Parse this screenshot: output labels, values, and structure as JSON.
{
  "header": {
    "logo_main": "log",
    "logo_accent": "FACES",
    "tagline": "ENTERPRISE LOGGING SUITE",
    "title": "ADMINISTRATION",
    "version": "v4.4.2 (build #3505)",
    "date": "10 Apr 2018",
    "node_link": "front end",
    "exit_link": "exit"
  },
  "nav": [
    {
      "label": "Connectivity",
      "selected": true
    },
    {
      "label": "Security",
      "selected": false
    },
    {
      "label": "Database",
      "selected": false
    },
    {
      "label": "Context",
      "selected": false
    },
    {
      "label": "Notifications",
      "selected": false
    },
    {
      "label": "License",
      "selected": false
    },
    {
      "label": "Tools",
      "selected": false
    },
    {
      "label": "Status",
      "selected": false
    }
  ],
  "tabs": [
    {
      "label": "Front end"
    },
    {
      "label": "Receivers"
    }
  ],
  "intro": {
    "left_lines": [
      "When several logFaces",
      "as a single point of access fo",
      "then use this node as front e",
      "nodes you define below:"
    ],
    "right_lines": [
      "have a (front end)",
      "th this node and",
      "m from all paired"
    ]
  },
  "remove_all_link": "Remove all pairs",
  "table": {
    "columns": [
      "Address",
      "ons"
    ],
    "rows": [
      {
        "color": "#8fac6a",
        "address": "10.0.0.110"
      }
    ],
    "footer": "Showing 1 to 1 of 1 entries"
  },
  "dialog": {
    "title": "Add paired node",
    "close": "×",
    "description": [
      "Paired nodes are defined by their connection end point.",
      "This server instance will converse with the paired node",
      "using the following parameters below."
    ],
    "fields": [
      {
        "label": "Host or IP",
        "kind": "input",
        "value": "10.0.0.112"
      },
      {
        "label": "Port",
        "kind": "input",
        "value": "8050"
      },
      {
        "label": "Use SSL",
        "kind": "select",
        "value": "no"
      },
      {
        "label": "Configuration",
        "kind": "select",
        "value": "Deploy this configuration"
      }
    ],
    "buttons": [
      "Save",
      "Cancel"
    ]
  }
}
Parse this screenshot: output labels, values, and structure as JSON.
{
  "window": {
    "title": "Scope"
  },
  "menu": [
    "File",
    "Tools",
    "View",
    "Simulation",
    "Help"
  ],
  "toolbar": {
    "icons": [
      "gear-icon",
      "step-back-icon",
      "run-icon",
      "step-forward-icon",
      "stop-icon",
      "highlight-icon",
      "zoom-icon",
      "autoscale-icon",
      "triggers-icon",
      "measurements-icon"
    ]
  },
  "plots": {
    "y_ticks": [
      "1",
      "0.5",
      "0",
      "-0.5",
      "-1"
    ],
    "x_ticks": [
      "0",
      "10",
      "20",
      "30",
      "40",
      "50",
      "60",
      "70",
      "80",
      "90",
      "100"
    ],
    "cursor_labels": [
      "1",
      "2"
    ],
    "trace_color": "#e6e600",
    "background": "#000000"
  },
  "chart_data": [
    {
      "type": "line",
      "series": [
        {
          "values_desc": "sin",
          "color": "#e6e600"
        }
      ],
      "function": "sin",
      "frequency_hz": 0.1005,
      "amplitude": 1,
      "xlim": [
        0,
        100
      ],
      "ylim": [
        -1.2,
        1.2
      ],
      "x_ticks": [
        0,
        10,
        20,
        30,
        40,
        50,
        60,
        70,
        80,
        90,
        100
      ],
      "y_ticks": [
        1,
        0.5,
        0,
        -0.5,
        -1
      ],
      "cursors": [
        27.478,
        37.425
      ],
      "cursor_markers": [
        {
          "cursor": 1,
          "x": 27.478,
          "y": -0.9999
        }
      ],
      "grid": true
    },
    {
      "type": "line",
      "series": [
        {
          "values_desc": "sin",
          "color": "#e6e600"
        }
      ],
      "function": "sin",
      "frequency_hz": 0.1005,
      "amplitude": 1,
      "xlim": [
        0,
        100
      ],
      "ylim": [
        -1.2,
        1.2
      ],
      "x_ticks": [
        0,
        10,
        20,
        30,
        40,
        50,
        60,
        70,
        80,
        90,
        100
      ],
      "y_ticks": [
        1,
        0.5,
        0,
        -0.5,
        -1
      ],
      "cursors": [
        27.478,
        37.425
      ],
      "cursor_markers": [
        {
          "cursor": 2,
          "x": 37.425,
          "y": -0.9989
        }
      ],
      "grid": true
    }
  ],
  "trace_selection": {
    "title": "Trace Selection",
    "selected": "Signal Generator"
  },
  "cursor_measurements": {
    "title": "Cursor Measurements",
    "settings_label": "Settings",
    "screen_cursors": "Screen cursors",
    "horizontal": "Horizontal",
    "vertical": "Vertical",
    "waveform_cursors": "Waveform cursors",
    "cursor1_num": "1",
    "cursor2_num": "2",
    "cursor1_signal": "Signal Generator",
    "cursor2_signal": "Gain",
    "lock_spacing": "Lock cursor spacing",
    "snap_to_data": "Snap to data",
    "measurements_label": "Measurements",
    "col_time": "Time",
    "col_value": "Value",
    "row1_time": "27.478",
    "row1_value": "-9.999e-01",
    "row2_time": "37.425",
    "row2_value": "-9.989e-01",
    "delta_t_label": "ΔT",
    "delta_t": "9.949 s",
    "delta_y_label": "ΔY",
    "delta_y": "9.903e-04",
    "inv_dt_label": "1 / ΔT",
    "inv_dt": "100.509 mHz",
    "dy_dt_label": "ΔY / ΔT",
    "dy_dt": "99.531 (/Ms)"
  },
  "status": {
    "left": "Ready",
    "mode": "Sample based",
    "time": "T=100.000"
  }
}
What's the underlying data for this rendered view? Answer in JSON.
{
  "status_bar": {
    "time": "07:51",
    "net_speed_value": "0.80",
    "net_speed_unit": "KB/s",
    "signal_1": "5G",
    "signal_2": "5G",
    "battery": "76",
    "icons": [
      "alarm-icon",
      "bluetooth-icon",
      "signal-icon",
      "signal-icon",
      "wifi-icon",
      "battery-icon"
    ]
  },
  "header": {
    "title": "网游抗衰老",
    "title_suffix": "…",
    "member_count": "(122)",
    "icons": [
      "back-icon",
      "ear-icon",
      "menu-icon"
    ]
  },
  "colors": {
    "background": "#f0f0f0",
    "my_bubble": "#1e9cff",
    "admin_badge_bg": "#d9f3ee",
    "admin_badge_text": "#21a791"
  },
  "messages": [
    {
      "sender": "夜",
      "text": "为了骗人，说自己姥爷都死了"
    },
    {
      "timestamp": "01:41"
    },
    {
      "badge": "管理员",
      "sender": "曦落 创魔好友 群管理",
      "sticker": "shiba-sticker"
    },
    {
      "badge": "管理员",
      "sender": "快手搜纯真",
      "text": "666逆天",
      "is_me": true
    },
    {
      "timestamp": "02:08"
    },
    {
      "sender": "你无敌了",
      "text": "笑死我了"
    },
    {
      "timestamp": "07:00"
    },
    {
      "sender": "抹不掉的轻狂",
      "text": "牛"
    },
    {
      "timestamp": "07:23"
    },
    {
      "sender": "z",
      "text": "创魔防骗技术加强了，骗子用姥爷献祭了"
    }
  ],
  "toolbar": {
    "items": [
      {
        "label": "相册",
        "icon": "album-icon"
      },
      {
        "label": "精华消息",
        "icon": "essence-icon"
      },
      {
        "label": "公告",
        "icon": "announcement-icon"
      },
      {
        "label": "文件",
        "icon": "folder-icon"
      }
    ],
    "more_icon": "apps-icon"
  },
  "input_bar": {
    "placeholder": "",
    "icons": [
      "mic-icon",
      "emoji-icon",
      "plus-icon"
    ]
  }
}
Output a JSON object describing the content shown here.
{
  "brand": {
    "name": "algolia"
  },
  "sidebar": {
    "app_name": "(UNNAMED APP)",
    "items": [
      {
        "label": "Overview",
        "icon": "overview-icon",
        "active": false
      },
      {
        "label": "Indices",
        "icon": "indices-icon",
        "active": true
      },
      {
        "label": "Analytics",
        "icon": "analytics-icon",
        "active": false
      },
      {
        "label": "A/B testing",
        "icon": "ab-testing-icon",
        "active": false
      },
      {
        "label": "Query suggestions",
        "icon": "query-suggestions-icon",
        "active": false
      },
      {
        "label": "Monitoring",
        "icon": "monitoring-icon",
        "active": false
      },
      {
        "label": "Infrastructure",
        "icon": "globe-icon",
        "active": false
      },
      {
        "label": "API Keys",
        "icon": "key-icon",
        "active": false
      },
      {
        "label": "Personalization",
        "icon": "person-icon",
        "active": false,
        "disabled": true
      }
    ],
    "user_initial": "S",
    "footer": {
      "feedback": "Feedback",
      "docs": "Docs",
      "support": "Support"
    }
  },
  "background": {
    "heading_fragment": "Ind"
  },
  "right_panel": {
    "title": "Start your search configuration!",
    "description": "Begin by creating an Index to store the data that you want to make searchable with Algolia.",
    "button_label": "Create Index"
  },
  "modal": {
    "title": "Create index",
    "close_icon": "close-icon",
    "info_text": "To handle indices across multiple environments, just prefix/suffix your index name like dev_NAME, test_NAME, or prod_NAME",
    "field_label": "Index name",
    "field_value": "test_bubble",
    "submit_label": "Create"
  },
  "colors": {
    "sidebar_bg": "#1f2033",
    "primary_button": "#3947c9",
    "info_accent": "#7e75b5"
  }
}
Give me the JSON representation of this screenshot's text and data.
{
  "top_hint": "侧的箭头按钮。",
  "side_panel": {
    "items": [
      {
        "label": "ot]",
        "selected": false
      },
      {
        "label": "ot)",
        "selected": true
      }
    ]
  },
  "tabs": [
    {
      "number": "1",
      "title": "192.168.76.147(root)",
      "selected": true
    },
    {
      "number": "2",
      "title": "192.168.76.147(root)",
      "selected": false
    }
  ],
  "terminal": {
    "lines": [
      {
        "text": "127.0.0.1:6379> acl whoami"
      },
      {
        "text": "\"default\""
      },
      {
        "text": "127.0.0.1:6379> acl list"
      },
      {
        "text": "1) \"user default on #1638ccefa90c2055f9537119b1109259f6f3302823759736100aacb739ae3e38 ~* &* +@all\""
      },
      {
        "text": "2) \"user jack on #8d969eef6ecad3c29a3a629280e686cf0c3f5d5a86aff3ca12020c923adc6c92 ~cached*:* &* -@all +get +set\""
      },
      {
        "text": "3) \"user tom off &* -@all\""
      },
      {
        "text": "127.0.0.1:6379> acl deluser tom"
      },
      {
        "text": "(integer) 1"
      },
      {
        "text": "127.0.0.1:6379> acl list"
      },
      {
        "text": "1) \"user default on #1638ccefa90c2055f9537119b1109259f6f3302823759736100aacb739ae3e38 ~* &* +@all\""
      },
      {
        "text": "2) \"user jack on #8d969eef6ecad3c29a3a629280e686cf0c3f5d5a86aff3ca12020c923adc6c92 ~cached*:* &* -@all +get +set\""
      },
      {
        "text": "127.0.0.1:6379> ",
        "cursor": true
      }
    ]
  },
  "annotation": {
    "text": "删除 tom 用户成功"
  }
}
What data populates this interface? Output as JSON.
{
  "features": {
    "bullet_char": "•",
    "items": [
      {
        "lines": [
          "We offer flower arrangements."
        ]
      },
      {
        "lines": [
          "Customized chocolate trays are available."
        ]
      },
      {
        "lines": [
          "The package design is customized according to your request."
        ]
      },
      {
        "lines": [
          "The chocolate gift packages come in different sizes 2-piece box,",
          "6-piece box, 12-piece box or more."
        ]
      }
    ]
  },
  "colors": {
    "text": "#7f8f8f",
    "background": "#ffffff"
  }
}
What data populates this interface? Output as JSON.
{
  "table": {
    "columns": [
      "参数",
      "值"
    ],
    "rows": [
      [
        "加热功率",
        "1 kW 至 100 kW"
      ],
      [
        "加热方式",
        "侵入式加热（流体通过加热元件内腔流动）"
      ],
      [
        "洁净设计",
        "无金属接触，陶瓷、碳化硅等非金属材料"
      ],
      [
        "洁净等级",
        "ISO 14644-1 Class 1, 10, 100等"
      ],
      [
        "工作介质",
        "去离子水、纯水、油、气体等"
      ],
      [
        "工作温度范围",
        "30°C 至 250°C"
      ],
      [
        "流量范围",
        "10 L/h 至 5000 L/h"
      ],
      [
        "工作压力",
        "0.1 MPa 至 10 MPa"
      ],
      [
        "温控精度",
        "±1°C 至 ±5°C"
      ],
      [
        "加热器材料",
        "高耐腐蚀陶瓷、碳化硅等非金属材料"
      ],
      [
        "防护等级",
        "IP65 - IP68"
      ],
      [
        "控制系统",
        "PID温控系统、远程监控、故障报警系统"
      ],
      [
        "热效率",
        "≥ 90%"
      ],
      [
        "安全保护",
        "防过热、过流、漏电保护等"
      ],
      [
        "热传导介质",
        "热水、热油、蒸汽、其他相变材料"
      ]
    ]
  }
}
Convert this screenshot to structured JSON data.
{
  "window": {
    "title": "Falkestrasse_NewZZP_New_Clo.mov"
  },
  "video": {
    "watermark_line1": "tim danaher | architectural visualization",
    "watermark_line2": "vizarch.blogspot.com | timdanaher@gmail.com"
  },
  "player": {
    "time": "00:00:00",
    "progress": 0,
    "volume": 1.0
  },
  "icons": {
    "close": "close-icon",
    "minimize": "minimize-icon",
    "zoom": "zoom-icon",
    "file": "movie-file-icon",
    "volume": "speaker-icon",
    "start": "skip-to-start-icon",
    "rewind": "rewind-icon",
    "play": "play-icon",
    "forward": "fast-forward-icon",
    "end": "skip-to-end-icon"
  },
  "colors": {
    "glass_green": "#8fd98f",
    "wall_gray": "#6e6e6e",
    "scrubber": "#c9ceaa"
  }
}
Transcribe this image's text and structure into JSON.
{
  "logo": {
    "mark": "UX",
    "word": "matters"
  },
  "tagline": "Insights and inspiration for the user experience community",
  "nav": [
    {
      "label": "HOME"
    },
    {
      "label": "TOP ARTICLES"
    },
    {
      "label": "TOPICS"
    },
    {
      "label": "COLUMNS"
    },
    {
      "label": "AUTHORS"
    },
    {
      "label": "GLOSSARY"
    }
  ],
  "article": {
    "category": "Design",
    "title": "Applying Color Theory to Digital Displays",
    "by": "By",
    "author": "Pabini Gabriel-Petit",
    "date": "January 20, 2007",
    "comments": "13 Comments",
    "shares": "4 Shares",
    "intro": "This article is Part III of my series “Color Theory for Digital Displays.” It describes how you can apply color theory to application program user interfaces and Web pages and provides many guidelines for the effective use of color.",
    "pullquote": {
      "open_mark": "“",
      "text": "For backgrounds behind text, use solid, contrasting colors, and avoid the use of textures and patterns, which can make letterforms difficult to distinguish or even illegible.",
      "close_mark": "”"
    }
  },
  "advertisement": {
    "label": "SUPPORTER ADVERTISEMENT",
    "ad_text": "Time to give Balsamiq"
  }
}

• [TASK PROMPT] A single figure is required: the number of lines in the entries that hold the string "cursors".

• [WRITTEN ANSWER] 4